I’ve heard the Irish are fond of their potatoes, but I suspect Americans are a close second when bestowing favoritism on tubers. Baked, fried, roasted, or mashed, potatoes are not only a staple, they are comfort food. This is probably what midwife Collie Mercer had in mind as she prepared a celebratory breakfast including fried potatoes for the Welles family to mark the arrival of the newest sibling, John. Not to mention the hearty meal would sustain them on that cold December morning.

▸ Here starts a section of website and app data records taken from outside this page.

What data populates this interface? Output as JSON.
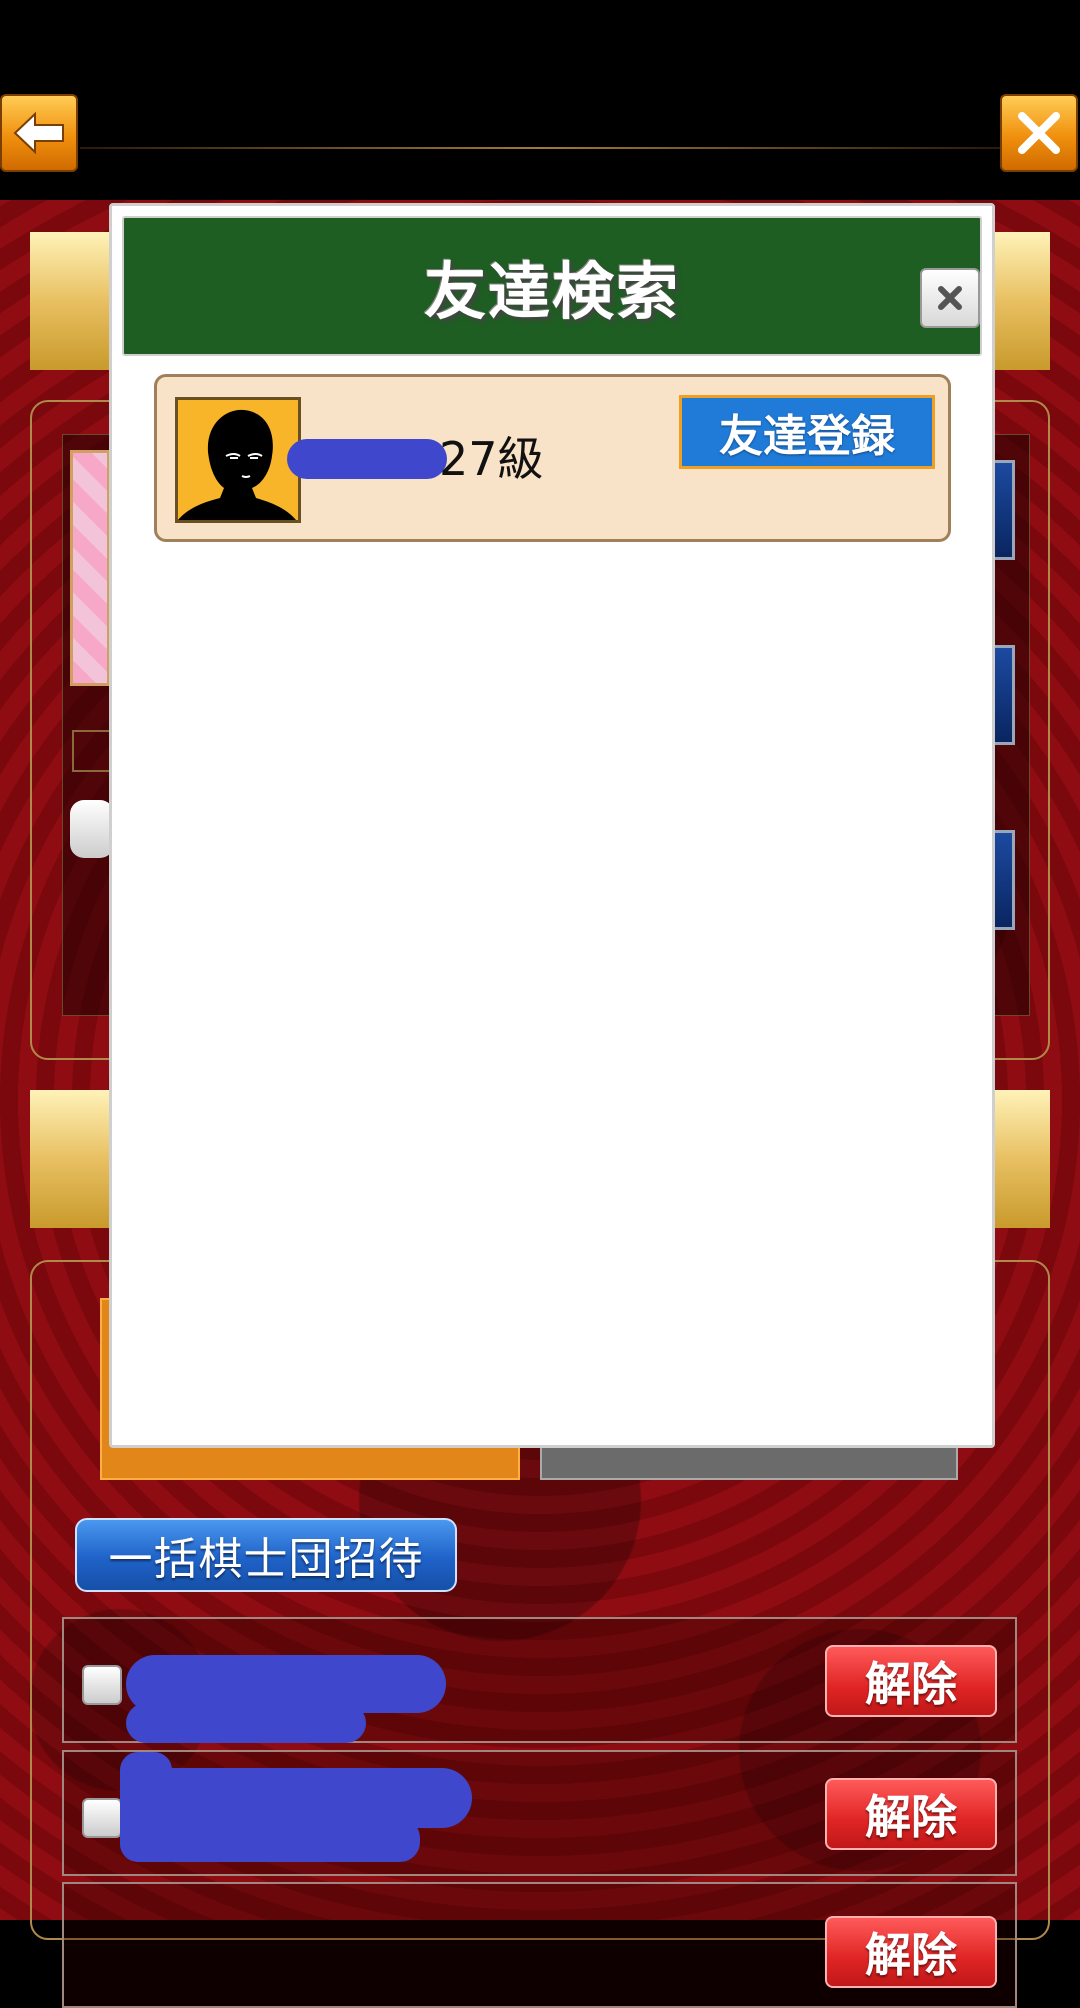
{
  "top_bar": {
    "back_icon": "left-arrow-icon",
    "close_icon": "close-x-icon"
  },
  "background_screen": {
    "invite_button_label": "一括棋士団招待",
    "member_rows": [
      {
        "release_label": "解除"
      },
      {
        "release_label": "解除"
      },
      {
        "release_label": "解除"
      }
    ]
  },
  "modal": {
    "title": "友達検索",
    "close_icon": "close-x-icon",
    "results": [
      {
        "rank": "27級",
        "register_label": "友達登録"
      }
    ]
  },
  "colors": {
    "modal_header": "#1e5e22",
    "register_button": "#1f7ad8",
    "release_button": "#e02424",
    "orange_button": "#f0900e"
  }
}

Fried potatoes are one of those dishes you learn to prepare by watching your mother or grandmother. Recipes for fried potatoes probably exist but really all one needs is a little know-how. Russets, America’s most popular potato type, are good for frying. I use a mushroom brush to scrub the skins as I rinse them under cold water. You can peel them if you choose. One to two potatoes per person is plenty depending on the appetite of your guests and what else you may be serving.
Cut the potatoes into half-inch chunks and place them in a bowl of salted cold water until the task is complete. This will keep the potatoes from turning an unbecoming shade of gray. Drain the chunks and pat dry.
Grab your cast iron skillet as the non-stick variety will not get hot enough. Peanut oil is the best for frying, but I imagine Collie made hers in butter. When I use butter, it is unsalted. In either case, the skillet should be hot enough that the oil will ripple on the surface without smoking or the butter will melt quickly and bubble.
Add the potatoes but don’t overcrowd the skillet. Brown until crispy on the edges then flip the potatoes and repeat on the other side. You can cover the potatoes at first, but be sure to remove the lid for the last bit of browning or they will be soggy. Garlic, onions, and red or green peppers make tasty additions to this humble dish. Season with salt and pepper to taste and serve hot. Slices and shreds can be prepared in exactly the same way.